(Collected data entries)
=-=-=-=-=

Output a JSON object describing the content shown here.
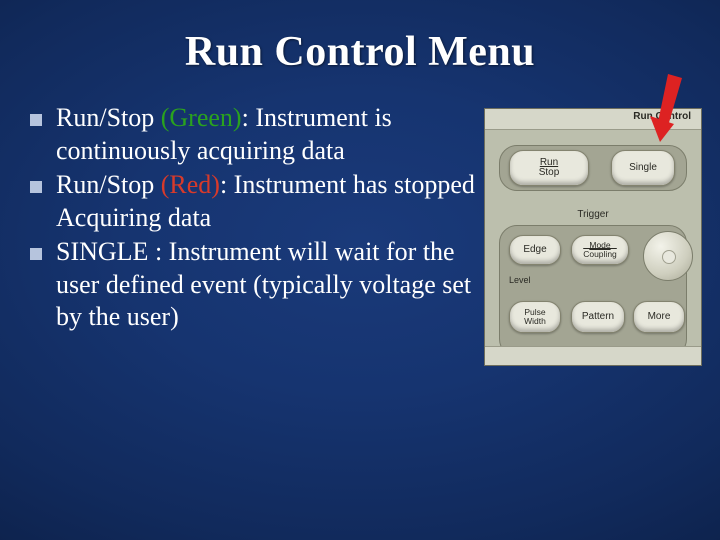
{
  "title": "Run Control Menu",
  "bullets": [
    {
      "prefix": "Run/Stop ",
      "colorWord": "(Green)",
      "colorClass": "green",
      "rest": ": Instrument is continuously acquiring data"
    },
    {
      "prefix": "Run/Stop ",
      "colorWord": "(Red)",
      "colorClass": "red",
      "rest": ": Instrument has stopped Acquiring data"
    },
    {
      "prefix": "SINGLE ",
      "colorWord": "",
      "colorClass": "",
      "rest": ": Instrument will wait for the user defined event (typically voltage set by the user)"
    }
  ],
  "panel": {
    "sectionLabel": "Run Control",
    "runStop": "Run\nStop",
    "single": "Single",
    "triggerLabel": "Trigger",
    "edge": "Edge",
    "modeCoupling": "Mode\nCoupling",
    "level": "Level",
    "pulseWidth": "Pulse\nWidth",
    "pattern": "Pattern",
    "more": "More"
  }
}
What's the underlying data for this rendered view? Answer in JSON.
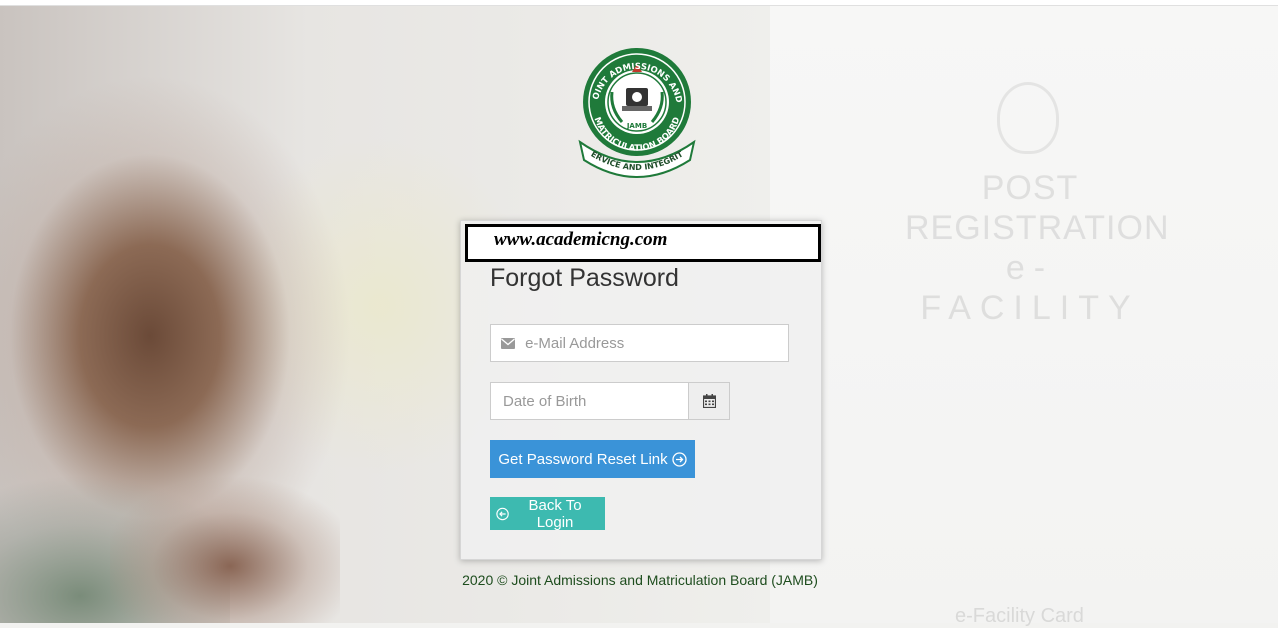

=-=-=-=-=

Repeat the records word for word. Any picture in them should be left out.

Output a JSON object describing the content shown here.
{
  "title": "Run Control Menu",
  "bullets": [
    {
      "prefix": "Run/Stop ",
      "colorWord": "(Green)",
      "colorClass": "green",
      "rest": ": Instrument is continuously acquiring data"
    },
    {
      "prefix": "Run/Stop ",
      "colorWord": "(Red)",
      "colorClass": "red",
      "rest": ": Instrument has stopped Acquiring data"
    },
    {
      "prefix": "SINGLE ",
      "colorWord": "",
      "colorClass": "",
      "rest": ": Instrument will wait for the user defined event (typically voltage set by the user)"
    }
  ],
  "panel": {
    "sectionLabel": "Run Control",
    "runStop": "Run\nStop",
    "single": "Single",
    "triggerLabel": "Trigger",
    "edge": "Edge",
    "modeCoupling": "Mode\nCoupling",
    "level": "Level",
    "pulseWidth": "Pulse\nWidth",
    "pattern": "Pattern",
    "more": "More"
  }
}
What's the underlying data for this rendered view? Answer in JSON.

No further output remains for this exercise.